    Very interesting post. Personally, I believe that some people just have problems and turn out to be horrible adults, whether or not they are adopted. While I was reading this post I was thinking of a conversation that I had with my other infertile friend about 5 or so years ago. My friend had 4 unsuccessful IVF’s and one successful one where the pregnancy resulted in a miscarriage at 10 weeks.
    We spoke about adoption a few years ago. She was VERY VERY keen. Her husband wasn’t. His reasons? He was afraid that the child would become rebellious. Seriously. That was what he said. I told my friend that day that I had never ever heard anything more ridiculous than that, because as far as I was concerned, any child/teenager could become rebellious, adopted or not.
    She gave up on the adoption idea because he just wouldn’t come around. I still can’t believe the ignorance of what he said.

    January 27, 2012 at 6:34 pm
  • Reply Ijeukwu Ekobay

    We adopted S at 5days old. She’s now 11 years old and in grade 11 equivalent and we are yet to tell her she’s adopted. We, the adoptive parents are both fair skinned while she’s dark skinned. I was 50 years old when we adopted her and certain people ask her questions such as :’How come you are not fair like your parents? Is she your grandmother?’ When she comes to me with these comments I reply: Your grand dad (my dad) was dark and I had you at 50 and you are a precious child. ‘ She has been exhibiting deviant tendencies since, as far back as i can remember, age 4(taking other children’s things, stealing hair bands, sweets and chocolate from the shops we take her to, rebellion, strongwill, extreme manifestations of stubbornness and disobedience and all that). By age 8 she started stealing money from my purse and rifling through boxes in the bedroom where we tucked things away in the house. These didnt go without our disciplining her, counseling with the Word of God, etc. She’s in the boarding school now but it’s been one adverse report or the other to the extent that that she has to see the School Guidance Counselor regularly. This is the 3rd trimester. At the beginning we increased her daily spending money by 100% and it seemed to work. For more than the first half of the trimester no adverse reports! All of a sudden she was reported to have stolen someone’s money(a huge amount) and by the 3rd day, when she was found out, she had spent everything!
    It was while reading up conduct disorder in adopted children that i realized we should have told her she was adopted as early as age 4 even. At the point of adoption we were advised to wait until she’s 18 years old. My fear now is how she will respond. Will she want to trace her BM? In my country there are no records leading to an adopted child’s real mother. The police pick an abandoned baby, writes a report to the Welfare Department and the child is taken to a Government Approved orphanage and that’s where the adoptive parents go to with Government approval(after screening) to adopt. We plan to let her know when she comes home in August from school. But I’m scared of the way she might respond. I need your counsels here. Thanks.

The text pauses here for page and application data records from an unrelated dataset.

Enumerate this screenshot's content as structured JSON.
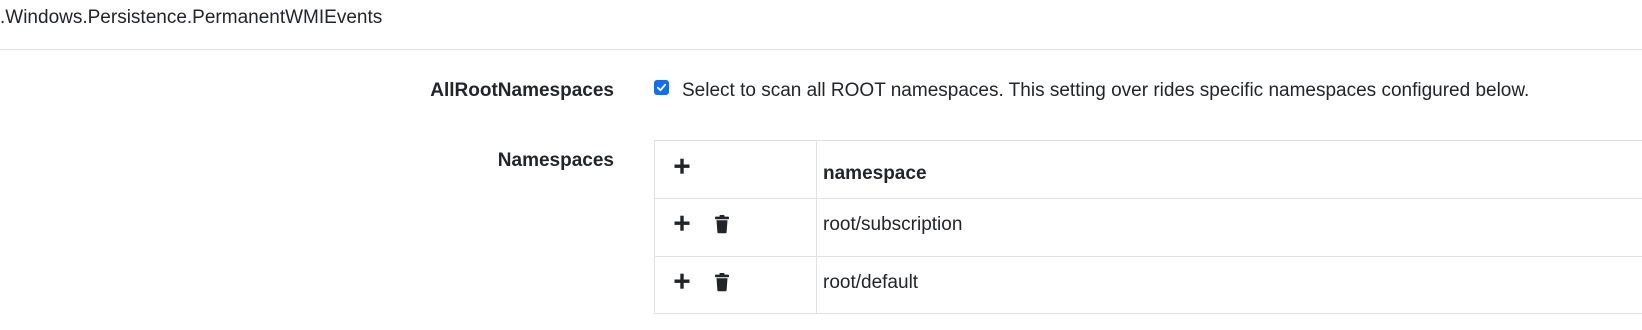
{
  "artifact": {
    "title": ".Windows.Persistence.PermanentWMIEvents"
  },
  "params": {
    "all_root_namespaces": {
      "label": "AllRootNamespaces",
      "checked": true,
      "description": "Select to scan all ROOT namespaces. This setting over rides specific namespaces configured below."
    },
    "namespaces": {
      "label": "Namespaces",
      "column_header": "namespace",
      "rows": [
        {
          "value": "root/subscription"
        },
        {
          "value": "root/default"
        }
      ]
    }
  },
  "icons": {
    "add": "plus-icon",
    "delete": "trash-icon"
  },
  "colors": {
    "checkbox": "#0d6efd",
    "border": "#dee2e6",
    "text": "#212529"
  }
}
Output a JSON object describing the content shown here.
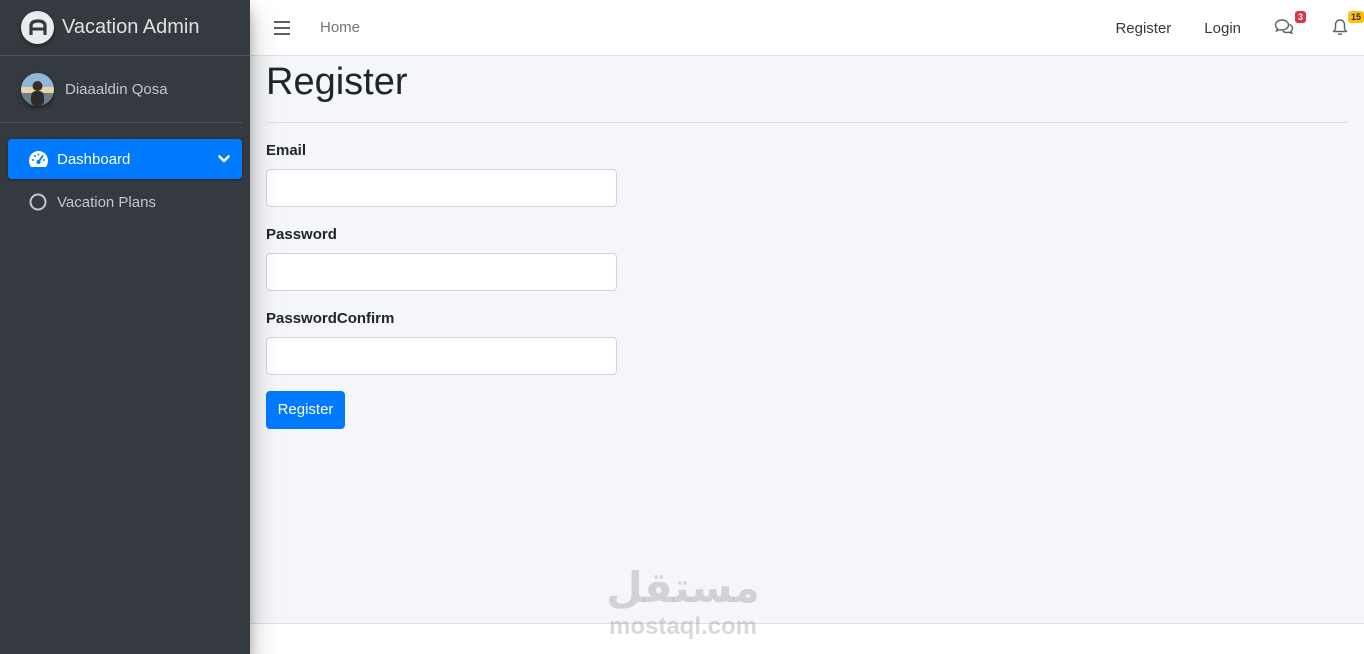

    July 6, 2018 at 3:20 pm
    • Reply Sharon

      Wow, I’m so sorry you are going through this.
      As a matter or interest, where are you from?
      The advice to wait until your adopted child is 18 to tell them is VERY old school thinking as it does a huge amount of damage to the trust relationship with your child. I don’t think adoptions have been done this way in more than 20 years here in South Africa.
      With both my daughters, we have always spoken honestly and openly about them being adopted, from the very first day they were placed with us. They have known they were adopted from before they could even say the word adopted, or even truly understand what it meant.
      My advice would be to seek out professional advice from someone who specializes in adoption trauma to assist you and councel your child through the process.
      All the very best.

      July 8, 2018 at 1:34 pm

    I LOVE comments, leave yours here:

    This site uses Akismet to reduce spam. Learn how your comment data is processed.

    %d bloggers like this: